Banning ’50 Shades’ hurts women and First Amendment rights

Chanel Saidi

This summer the United States was hit by the now-infamous erotic novel Fifty Shades of Grey, which is now banned from library shelves in two states.

 Banning books takes away individuals’ ability to express unconventional or unorthodox aspects of life. It also infringes on our First Amendment right to use free speech both for individuals and the press in spoken and written formats.

 Recently, this novel has fallen under the speculative eyes of angry moms and religious leaders and an organization named Wearside Women in Need who is calling for a book burning this November who condemn the behavior this book revels in.

 “50 Shades” is a novel displaying explicit erotic situations such as bondage, discipline, dominance, submission, sadism and masochism. This novel includes consensual bondage, hot sex and yes that little word called “love,” which people seem to forget when talking about this book.

 The problem for many with this book is it brings forth the long-lost idea of women’s very own sexual fantasies in a sexually explicit manner. Yet based on the erotica genre this book is filed away in it should not come as a surprise to readers to find this kind of content.

 According to the American Library Association, the top reasons for a book being banned in the United States are the following: sexual explicitness, offensive language and violence. Although the novel is not different from the others in its genre, this one has received more attention and come under fire.

 In the United States people fear the sexuality of women. Let’s face it: we live in a society that has swept women’s sexual desires under the rug and takes away women’s ability to express or live out their deepest, darkest desires.

 When they do, women are labeled harlots, and yet, men for some reason seem to get away with being called a sex god.

 Women’s sexuality has become submissive to men’s dominating role in the sex industry.

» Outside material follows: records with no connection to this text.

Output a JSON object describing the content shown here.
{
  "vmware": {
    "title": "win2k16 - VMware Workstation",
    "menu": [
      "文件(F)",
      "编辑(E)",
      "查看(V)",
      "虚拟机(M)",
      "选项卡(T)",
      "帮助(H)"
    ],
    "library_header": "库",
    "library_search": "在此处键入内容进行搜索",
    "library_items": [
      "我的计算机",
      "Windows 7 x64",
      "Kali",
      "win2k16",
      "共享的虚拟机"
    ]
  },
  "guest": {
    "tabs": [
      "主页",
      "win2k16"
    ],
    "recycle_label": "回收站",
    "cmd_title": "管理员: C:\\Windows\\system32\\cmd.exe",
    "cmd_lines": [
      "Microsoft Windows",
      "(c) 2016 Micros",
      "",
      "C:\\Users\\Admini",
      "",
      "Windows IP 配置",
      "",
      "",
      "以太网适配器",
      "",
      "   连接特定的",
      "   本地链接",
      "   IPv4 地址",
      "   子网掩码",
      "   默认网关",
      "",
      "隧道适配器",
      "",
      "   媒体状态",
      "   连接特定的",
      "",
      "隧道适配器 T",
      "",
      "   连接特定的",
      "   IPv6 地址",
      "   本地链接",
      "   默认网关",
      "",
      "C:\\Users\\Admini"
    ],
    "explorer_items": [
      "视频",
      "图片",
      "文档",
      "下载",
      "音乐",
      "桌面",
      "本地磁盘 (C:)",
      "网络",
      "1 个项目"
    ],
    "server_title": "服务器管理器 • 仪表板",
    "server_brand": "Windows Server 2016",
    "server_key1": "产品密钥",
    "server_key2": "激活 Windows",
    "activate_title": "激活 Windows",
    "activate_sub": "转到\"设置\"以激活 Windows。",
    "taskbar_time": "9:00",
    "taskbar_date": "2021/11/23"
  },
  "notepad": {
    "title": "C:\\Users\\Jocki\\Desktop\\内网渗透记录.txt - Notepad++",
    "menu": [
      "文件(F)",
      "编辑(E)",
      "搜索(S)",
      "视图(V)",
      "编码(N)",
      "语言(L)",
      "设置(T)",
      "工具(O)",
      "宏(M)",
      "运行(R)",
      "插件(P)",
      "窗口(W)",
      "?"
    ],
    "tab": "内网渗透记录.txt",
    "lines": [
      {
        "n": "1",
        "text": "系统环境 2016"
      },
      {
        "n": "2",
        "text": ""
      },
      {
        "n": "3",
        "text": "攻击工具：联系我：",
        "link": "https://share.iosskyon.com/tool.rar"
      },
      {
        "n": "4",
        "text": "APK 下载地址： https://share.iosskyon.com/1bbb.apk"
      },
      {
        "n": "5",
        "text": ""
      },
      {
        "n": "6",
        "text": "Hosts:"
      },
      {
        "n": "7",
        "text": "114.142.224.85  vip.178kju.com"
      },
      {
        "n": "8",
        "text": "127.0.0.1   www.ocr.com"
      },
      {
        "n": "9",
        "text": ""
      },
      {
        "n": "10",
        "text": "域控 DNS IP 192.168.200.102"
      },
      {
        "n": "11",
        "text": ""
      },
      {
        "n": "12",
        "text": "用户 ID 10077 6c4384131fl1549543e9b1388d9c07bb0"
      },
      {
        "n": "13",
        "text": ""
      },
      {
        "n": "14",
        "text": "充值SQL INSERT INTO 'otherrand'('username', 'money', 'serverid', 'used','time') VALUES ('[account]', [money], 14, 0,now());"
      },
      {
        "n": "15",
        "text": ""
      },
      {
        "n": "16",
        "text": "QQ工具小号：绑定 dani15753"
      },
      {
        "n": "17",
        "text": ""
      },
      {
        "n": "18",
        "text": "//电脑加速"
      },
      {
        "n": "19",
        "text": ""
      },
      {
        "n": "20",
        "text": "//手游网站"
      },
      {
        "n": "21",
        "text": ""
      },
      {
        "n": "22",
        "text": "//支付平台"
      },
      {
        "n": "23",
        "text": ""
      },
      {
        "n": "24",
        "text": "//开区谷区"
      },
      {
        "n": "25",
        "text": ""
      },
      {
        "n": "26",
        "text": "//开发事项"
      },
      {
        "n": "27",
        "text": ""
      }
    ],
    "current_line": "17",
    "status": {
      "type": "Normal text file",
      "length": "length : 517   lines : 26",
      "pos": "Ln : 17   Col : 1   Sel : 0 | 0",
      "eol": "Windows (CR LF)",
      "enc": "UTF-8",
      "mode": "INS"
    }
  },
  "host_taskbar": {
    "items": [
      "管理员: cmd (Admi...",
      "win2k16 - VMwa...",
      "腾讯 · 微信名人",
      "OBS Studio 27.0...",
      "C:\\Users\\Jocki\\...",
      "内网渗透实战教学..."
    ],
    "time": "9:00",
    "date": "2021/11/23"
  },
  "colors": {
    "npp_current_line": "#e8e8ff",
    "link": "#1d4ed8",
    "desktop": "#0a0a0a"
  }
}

 “50 Shades of Grey” tore down over the idea of a submissive woman and brings forth a character who relishes the crazy new sex life she has acquired.

 People shouldn’t censor a book because they are fearful of the content and the impressions it will leave on society. The forgotten idea of a woman pioneering a recklessly hot and purely exhilarating path of an unconventional sex life is no reason to ban a book.If anything, it may help a few women speak out in bed about what they want and that is a good impression for a book to leave behind.

 The problem with this is once people realize they can ban books they will start looking for any reason to ban the next one they do not like.

 One person or group cannot dictate to the masses what they should and should not read or watch. Doing so forces individuals’ personal sentiments into a place where people have the right to make their own decisions. McKinley Library collectionsservice manager Nina Biddle agrees.

 “Although we don’t ban books as a rule, we also need to take every perspective into account,” Biddle said. “I like that we afford the same respect to the person who is objecting as to the others in the community who want the materials in the library and whose right it is to have those materials available to them.”

 If you do not like it, avoid it. Parents censoring what their child reads is normal, but no one should be able to decide what adults should or should not read. Silencing the voices of out of the box thinkers is wrong and unconstitutional as well.